#### [WHAT IS EXPECTED]
Your answer must consist solely of the line containing "Transcribe this image's" and all subsequent lines through the end of the entries, reproduced exactly.

#### [GIVEN ENTRIES]
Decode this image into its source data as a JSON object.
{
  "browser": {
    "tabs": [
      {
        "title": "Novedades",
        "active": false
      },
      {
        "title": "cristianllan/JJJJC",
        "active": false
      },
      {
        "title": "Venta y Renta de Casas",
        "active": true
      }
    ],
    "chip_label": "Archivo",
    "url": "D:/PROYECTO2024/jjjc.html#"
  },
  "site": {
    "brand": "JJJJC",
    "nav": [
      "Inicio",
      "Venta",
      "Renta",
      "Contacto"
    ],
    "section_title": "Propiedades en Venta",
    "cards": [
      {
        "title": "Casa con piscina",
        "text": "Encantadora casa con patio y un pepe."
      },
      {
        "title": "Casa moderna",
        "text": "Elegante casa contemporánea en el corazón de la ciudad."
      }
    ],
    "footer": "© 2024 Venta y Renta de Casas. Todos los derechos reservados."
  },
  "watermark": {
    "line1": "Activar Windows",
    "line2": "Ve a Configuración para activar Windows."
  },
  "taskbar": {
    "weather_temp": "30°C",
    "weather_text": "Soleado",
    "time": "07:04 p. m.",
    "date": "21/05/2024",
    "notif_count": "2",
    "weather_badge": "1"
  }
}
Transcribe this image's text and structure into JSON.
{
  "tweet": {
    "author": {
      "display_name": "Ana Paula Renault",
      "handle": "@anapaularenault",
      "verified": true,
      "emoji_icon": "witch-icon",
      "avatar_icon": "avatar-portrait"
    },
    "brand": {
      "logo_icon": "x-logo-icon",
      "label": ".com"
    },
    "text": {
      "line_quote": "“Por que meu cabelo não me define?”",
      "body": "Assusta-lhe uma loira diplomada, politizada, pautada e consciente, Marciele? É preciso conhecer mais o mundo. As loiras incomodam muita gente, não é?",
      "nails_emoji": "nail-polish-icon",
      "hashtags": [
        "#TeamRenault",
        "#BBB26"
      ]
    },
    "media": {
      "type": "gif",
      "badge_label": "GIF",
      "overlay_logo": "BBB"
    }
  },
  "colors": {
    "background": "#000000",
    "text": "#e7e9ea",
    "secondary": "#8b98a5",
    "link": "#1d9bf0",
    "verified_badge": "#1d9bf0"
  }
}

#### [ANSWER AREA]
Transcribe this image's text and structure into JSON.
{
  "tweet": {
    "author": {
      "display_name": "Ana Paula Renault",
      "handle": "@anapaularenault",
      "verified": true,
      "emoji_icon": "witch-icon",
      "avatar_icon": "avatar-portrait"
    },
    "brand": {
      "logo_icon": "x-logo-icon",
      "label": ".com"
    },
    "text": {
      "line_quote": "“Por que meu cabelo não me define?”",
      "body": "Assusta-lhe uma loira diplomada, politizada, pautada e consciente, Marciele? É preciso conhecer mais o mundo. As loiras incomodam muita gente, não é?",
      "nails_emoji": "nail-polish-icon",
      "hashtags": [
        "#TeamRenault",
        "#BBB26"
      ]
    },
    "media": {
      "type": "gif",
      "badge_label": "GIF",
      "overlay_logo": "BBB"
    }
  },
  "colors": {
    "background": "#000000",
    "text": "#e7e9ea",
    "secondary": "#8b98a5",
    "link": "#1d9bf0",
    "verified_badge": "#1d9bf0"
  }
}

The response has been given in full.